JOHANNESBURG, Nov 23 (Reuters) - The South African rand hit a new 12-month low in early trade on Tuesday, as the dollar jumped on bets for quicker interest rate increases after U.S. President Joe Biden backed Federal Reserve Chair Jerome Powell for a second term.
At 0620 GMT, the rand traded at 15.8800 against the dollar, 0.19% weaker than its previous close, and trading at its weakest since November 2020.
The move reinforced market expectations of U.S. rate rises next year when the central bank finishes tapering its emergency bond buying programme.
Higher rates in developed countries often drain capital away from higher-yielding but riskier emerging markets such as South Africa, weighing on their currencies.
Riskier assets have also been shaken up over recent sessions amid surging COVID-19 cases in Europe and renewed curbs, dousing investor hopes of a quicker recovery in consumption and growth worldwide.
Government bonds also weakened, with the yield on the benchmark 2030 maturity up 1.5 basis points to 9.61%.

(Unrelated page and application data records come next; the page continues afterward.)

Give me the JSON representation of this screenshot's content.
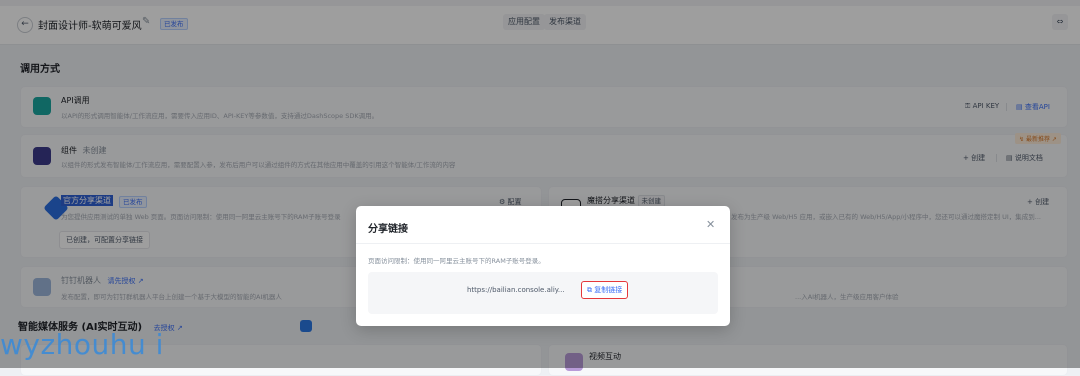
{
  "header": {
    "title": "封面设计师-软萌可爱风",
    "status_badge": "已发布",
    "tab_app_config": "应用配置",
    "tab_publish_channel": "发布渠道"
  },
  "section_invoke": {
    "title": "调用方式"
  },
  "api_card": {
    "title": "API调用",
    "desc": "以API的形式调用智能体/工作流应用，需要传入应用ID、API-KEY等参数值，支持通过DashScope SDK调用。",
    "api_key_label": "API KEY",
    "view_api_label": "查看API"
  },
  "component_card": {
    "title": "组件",
    "status": "未创建",
    "desc": "以组件的形式发布智能体/工作流应用，需要配置入参，发布后用户可以通过组件的方式在其他应用中覆盖的引用这个智能体/工作流的内容",
    "hot_badge": "最新推荐",
    "create_label": "创建",
    "docs_label": "说明文档"
  },
  "official_share_card": {
    "title": "官方分享渠道",
    "status_badge": "已发布",
    "desc": "为您提供应用测试的单独 Web 页面。页面访问限制：使用同一阿里云主账号下的RAM子账号登录",
    "config_label": "配置",
    "status_pill": "已创建，可配置分享链接"
  },
  "moda_share_card": {
    "title": "魔搭分享渠道",
    "status": "未创建",
    "desc": "发布为生产级 Web/H5 应用，或嵌入已有的 Web/H5/App/小程序中，您还可以通过魔搭定制 UI，集成到...",
    "create_label": "创建"
  },
  "dingtalk_card": {
    "title": "钉钉机器人",
    "auth_link": "请先授权",
    "desc": "发布配置，即可为钉钉群机器人平台上创建一个基于大模型的智能的AI机器人",
    "desc_right": "...入AI机器人，生产级应用客户体验"
  },
  "section_media": {
    "title": "智能媒体服务 (AI实时互动)",
    "auth_link": "去授权"
  },
  "video_card": {
    "title": "视频互动"
  },
  "modal": {
    "title": "分享链接",
    "desc": "页面访问限制：使用同一阿里云主账号下的RAM子账号登录。",
    "url": "https://bailian.console.aliy...",
    "copy_label": "复制链接"
  },
  "watermark": {
    "text": "wyzhouhu i"
  },
  "colors": {
    "accent": "#3a6ff7",
    "highlight": "#e5383b",
    "overlay": "rgba(0,0,0,0.38)"
  },
  "icons": [
    "back-arrow-icon",
    "edit-pencil-icon",
    "expand-icon",
    "key-icon",
    "doc-icon",
    "plus-icon",
    "gear-icon",
    "close-icon",
    "copy-icon",
    "external-link-icon"
  ]
}
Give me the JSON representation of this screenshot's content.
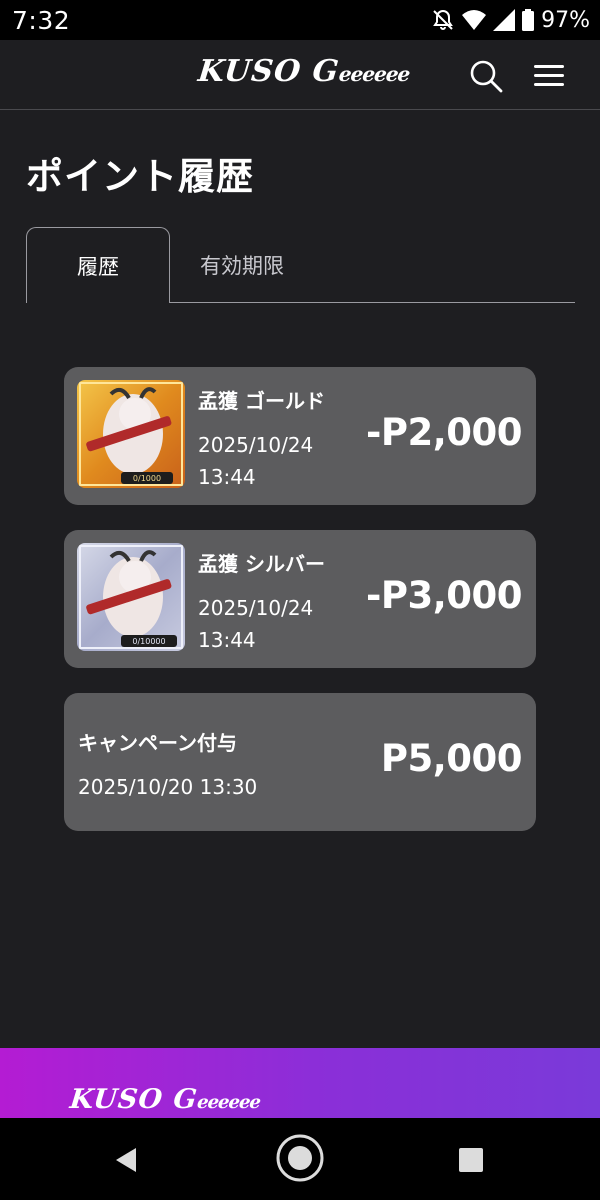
{
  "status_bar": {
    "time": "7:32",
    "battery_percent": "97%",
    "icons": [
      "bell-off-icon",
      "wifi-icon",
      "signal-icon",
      "battery-icon"
    ]
  },
  "header": {
    "logo_main": "KUSO G",
    "logo_tail": "eeeeee",
    "search_icon": "search-icon",
    "menu_icon": "hamburger-menu-icon"
  },
  "page": {
    "title": "ポイント履歴"
  },
  "tabs": [
    {
      "label": "履歴",
      "active": true
    },
    {
      "label": "有効期限",
      "active": false
    }
  ],
  "history": [
    {
      "title": "孟獲 ゴールド",
      "date": "2025/10/24",
      "time": "13:44",
      "amount": "-P2,000",
      "thumb_counter": "0/1000",
      "thumb_frame_color": "#d9a224"
    },
    {
      "title": "孟獲 シルバー",
      "date": "2025/10/24",
      "time": "13:44",
      "amount": "-P3,000",
      "thumb_counter": "0/10000",
      "thumb_frame_color": "#b8bccd"
    },
    {
      "title": "キャンペーン付与",
      "datetime": "2025/10/20 13:30",
      "amount": "P5,000"
    }
  ],
  "footer": {
    "logo_main": "KUSO G",
    "logo_tail": "eeeeee",
    "gradient_from": "#b41cd3",
    "gradient_to": "#7a3ad9"
  },
  "nav_bar": {
    "icons": [
      "back-icon",
      "home-icon",
      "recents-icon"
    ]
  }
}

Reporting by Olivia Kumwenda-Mtambo; Editing by Rashmi Aich